(Records from a data collection)
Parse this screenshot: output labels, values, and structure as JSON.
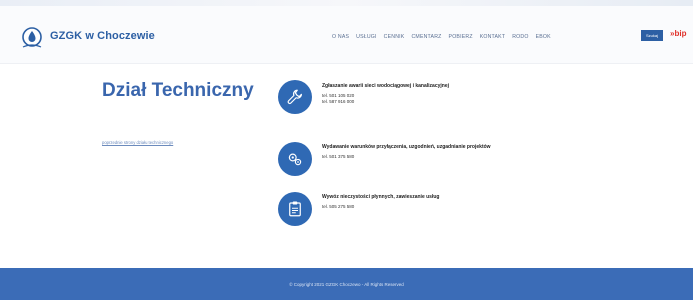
{
  "header": {
    "brand": "GZGK w Choczewie",
    "nav": [
      "O NAS",
      "USŁUGI",
      "CENNIK",
      "CMENTARZ",
      "POBIERZ",
      "KONTAKT",
      "RODO",
      "EBOK"
    ],
    "search_label": "Szukaj",
    "bip_label": "bip"
  },
  "main": {
    "title": "Dział Techniczny",
    "side_link": "poprzednie strony działu technicznego",
    "items": [
      {
        "icon": "wrench-icon",
        "title": "Zgłaszanie awarii sieci wodociągowej i kanalizacyjnej",
        "phones": [
          "tel. 501 105 020",
          "tel. 587 916 000"
        ]
      },
      {
        "icon": "gears-icon",
        "title": "Wydawanie warunków przyłączenia, uzgodnień, uzgadnianie projektów",
        "phones": [
          "tel. 501 375 580"
        ]
      },
      {
        "icon": "clipboard-icon",
        "title": "Wywóz nieczystości płynnych, zawieszanie usług",
        "phones": [
          "tel. 505 275 580"
        ]
      }
    ]
  },
  "footer": {
    "copyright": "© Copyright 2021 GZGK Choczewo - All Rights Reserved"
  }
}
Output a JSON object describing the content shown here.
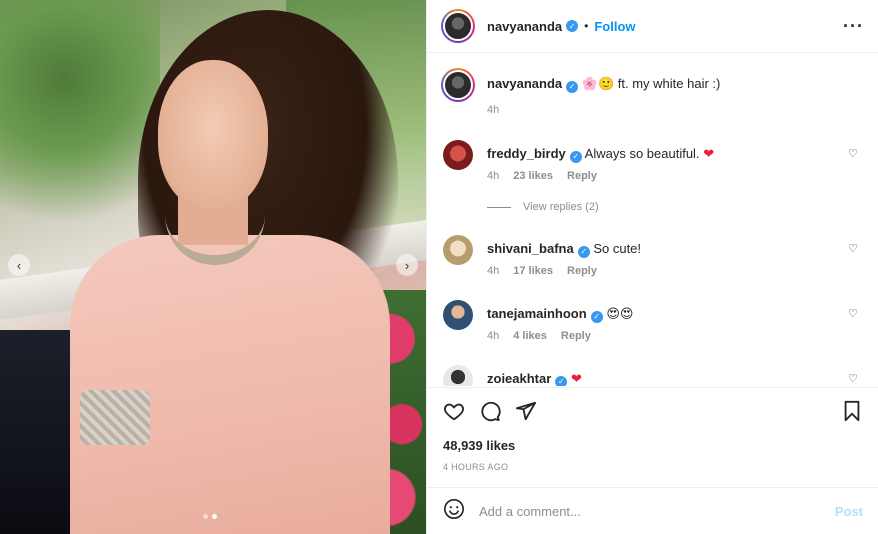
{
  "post": {
    "author": "navyananda",
    "follow_label": "Follow",
    "separator": "•",
    "more_label": "•••",
    "image_dots": 2,
    "active_dot": 1
  },
  "caption": {
    "username": "navyananda",
    "emojis": "🌸🙂",
    "text": "ft. my white hair :)",
    "time": "4h"
  },
  "comments": [
    {
      "username": "freddy_birdy",
      "text": "Always so beautiful.",
      "emoji": "❤",
      "time": "4h",
      "likes": "23 likes",
      "reply": "Reply",
      "avatar_color": "#b7332f"
    },
    {
      "username": "shivani_bafna",
      "text": "So cute!",
      "emoji": "",
      "time": "4h",
      "likes": "17 likes",
      "reply": "Reply",
      "avatar_color": "#d8c6a3"
    },
    {
      "username": "tanejamainhoon",
      "text": "",
      "emoji": "😍😍",
      "time": "4h",
      "likes": "4 likes",
      "reply": "Reply",
      "avatar_color": "#3b5d82"
    },
    {
      "username": "zoieakhtar",
      "text": "",
      "emoji": "❤",
      "time": "",
      "likes": "",
      "reply": "",
      "avatar_color": "#cfcfcf"
    }
  ],
  "view_replies": "View replies (2)",
  "stats": {
    "likes": "48,939 likes",
    "posted": "4 HOURS AGO"
  },
  "composer": {
    "placeholder": "Add a comment...",
    "post_label": "Post"
  },
  "icons": [
    "heart-icon",
    "comment-icon",
    "share-icon",
    "bookmark-icon",
    "emoji-icon",
    "more-icon",
    "verified-icon",
    "chevron-left-icon",
    "chevron-right-icon"
  ]
}
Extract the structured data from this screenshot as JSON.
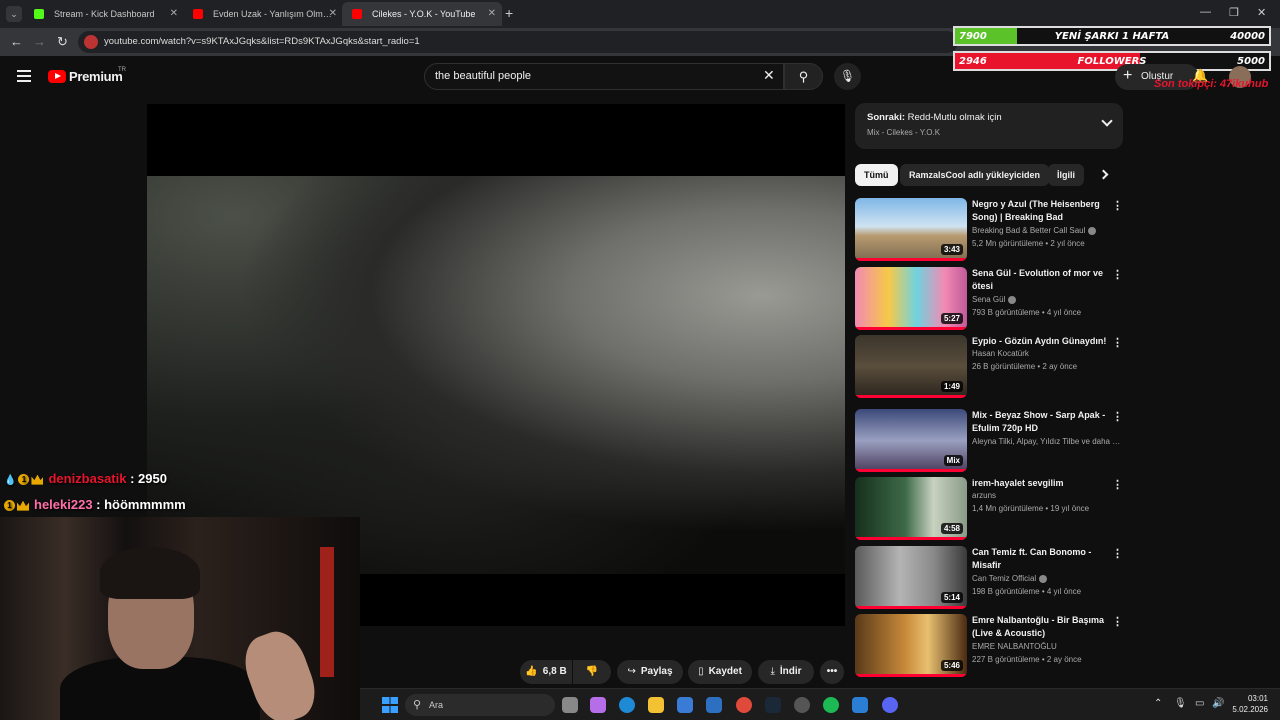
{
  "browser": {
    "tabs": [
      {
        "title": "Stream - Kick Dashboard",
        "fav_color": "#53fc18"
      },
      {
        "title": "Evden Uzak - Yanlışım Olma - Y",
        "fav_color": "#ff0000"
      },
      {
        "title": "Cilekes - Y.O.K - YouTube",
        "fav_color": "#ff0000"
      }
    ],
    "url": "youtube.com/watch?v=s9KTAxJGqks&list=RDs9KTAxJGqks&start_radio=1"
  },
  "overlay": {
    "song_goal": {
      "current": "7900",
      "label": "YENİ ŞARKI 1 HAFTA",
      "target": "40000",
      "progress": 0.1975,
      "color": "#5cc22a"
    },
    "followers": {
      "current": "2946",
      "label": "FOLLOWERS",
      "target": "5000",
      "progress": 0.589,
      "color": "#e8142c"
    },
    "tip_text": "Son tokipçi: 47ikuhub"
  },
  "youtube": {
    "brand": "Premium",
    "region": "TR",
    "search_value": "the beautiful people",
    "create_label": "Oluştur"
  },
  "chat": [
    {
      "user": "denizbasatik",
      "message": ": 2950"
    },
    {
      "user": "heleki223",
      "message": ": höömmmmm"
    }
  ],
  "actions": {
    "likes": "6,8 B",
    "share": "Paylaş",
    "save": "Kaydet",
    "download": "İndir"
  },
  "up_next": {
    "prefix": "Sonraki:",
    "title": "Redd-Mutlu olmak için",
    "subtitle": "Mix - Cilekes - Y.O.K"
  },
  "chips": [
    "Tümü",
    "RamzalsCool adlı yükleyiciden",
    "İlgili"
  ],
  "videos": [
    {
      "title": "Negro y Azul (The Heisenberg Song) | Breaking Bad",
      "channel": "Breaking Bad & Better Call Saul",
      "verified": true,
      "views": "5,2 Mn görüntüleme",
      "age": "2 yıl önce",
      "duration": "3:43",
      "thumb": "linear-gradient(180deg,#7fb6e6 0%,#cfe3f2 45%,#b89a70 60%,#7a6a50 100%)"
    },
    {
      "title": "Sena Gül - Evolution of mor ve ötesi",
      "channel": "Sena Gül",
      "verified": true,
      "views": "793 B görüntüleme",
      "age": "4 yıl önce",
      "duration": "5:27",
      "thumb": "linear-gradient(90deg,#f28ab2 0%,#f7c948 30%,#6fd3e0 55%,#f28ab2 80%,#c05a9a 100%)"
    },
    {
      "title": "Eypio - Gözün Aydın Günaydın!",
      "channel": "Hasan Kocatürk",
      "verified": false,
      "views": "26 B görüntüleme",
      "age": "2 ay önce",
      "duration": "1:49",
      "thumb": "linear-gradient(180deg,#3b352c 0%,#5a4e3c 50%,#2a241d 100%)"
    },
    {
      "title": "Mix - Beyaz Show - Sarp Apak - Efulim 720p HD",
      "channel": "Aleyna Tilki, Alpay, Yıldız Tilbe ve daha fazlası",
      "verified": false,
      "views": "",
      "age": "",
      "duration": "Mix",
      "thumb": "linear-gradient(180deg,#3c4a7a 0%,#9aa0c0 50%,#4a3a5a 100%)"
    },
    {
      "title": "irem-hayalet sevgilim",
      "channel": "arzuns",
      "verified": false,
      "views": "1,4 Mn görüntüleme",
      "age": "19 yıl önce",
      "duration": "4:58",
      "thumb": "linear-gradient(90deg,#15301c 0%,#3d6a48 45%,#c8d2c0 70%,#8a9a88 100%)"
    },
    {
      "title": "Can Temiz ft. Can Bonomo - Misafir",
      "channel": "Can Temiz Official",
      "verified": true,
      "views": "198 B görüntüleme",
      "age": "4 yıl önce",
      "duration": "5:14",
      "thumb": "linear-gradient(90deg,#5a5a5a 0%,#b4b4b4 40%,#8a8a8a 70%,#3a3a3a 100%)"
    },
    {
      "title": "Emre Nalbantoğlu - Bir Başıma (Live & Acoustic)",
      "channel": "EMRE NALBANTOĞLU",
      "verified": false,
      "views": "227 B görüntüleme",
      "age": "2 ay önce",
      "duration": "5:46",
      "thumb": "linear-gradient(90deg,#5a3a1a 0%,#c88a3a 45%,#e8c070 65%,#4a2a12 100%)"
    }
  ],
  "taskbar": {
    "search_label": "Ara",
    "time": "03:01",
    "date": "5.02.2026"
  }
}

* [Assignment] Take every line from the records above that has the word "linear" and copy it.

* [Task solution]
      "thumb": "linear-gradient(180deg,#7fb6e6 0%,#cfe3f2 45%,#b89a70 60%,#7a6a50 100%)"
      "thumb": "linear-gradient(90deg,#f28ab2 0%,#f7c948 30%,#6fd3e0 55%,#f28ab2 80%,#c05a9a 100%)"
      "thumb": "linear-gradient(180deg,#3b352c 0%,#5a4e3c 50%,#2a241d 100%)"
      "thumb": "linear-gradient(180deg,#3c4a7a 0%,#9aa0c0 50%,#4a3a5a 100%)"
      "thumb": "linear-gradient(90deg,#15301c 0%,#3d6a48 45%,#c8d2c0 70%,#8a9a88 100%)"
      "thumb": "linear-gradient(90deg,#5a5a5a 0%,#b4b4b4 40%,#8a8a8a 70%,#3a3a3a 100%)"
      "thumb": "linear-gradient(90deg,#5a3a1a 0%,#c88a3a 45%,#e8c070 65%,#4a2a12 100%)"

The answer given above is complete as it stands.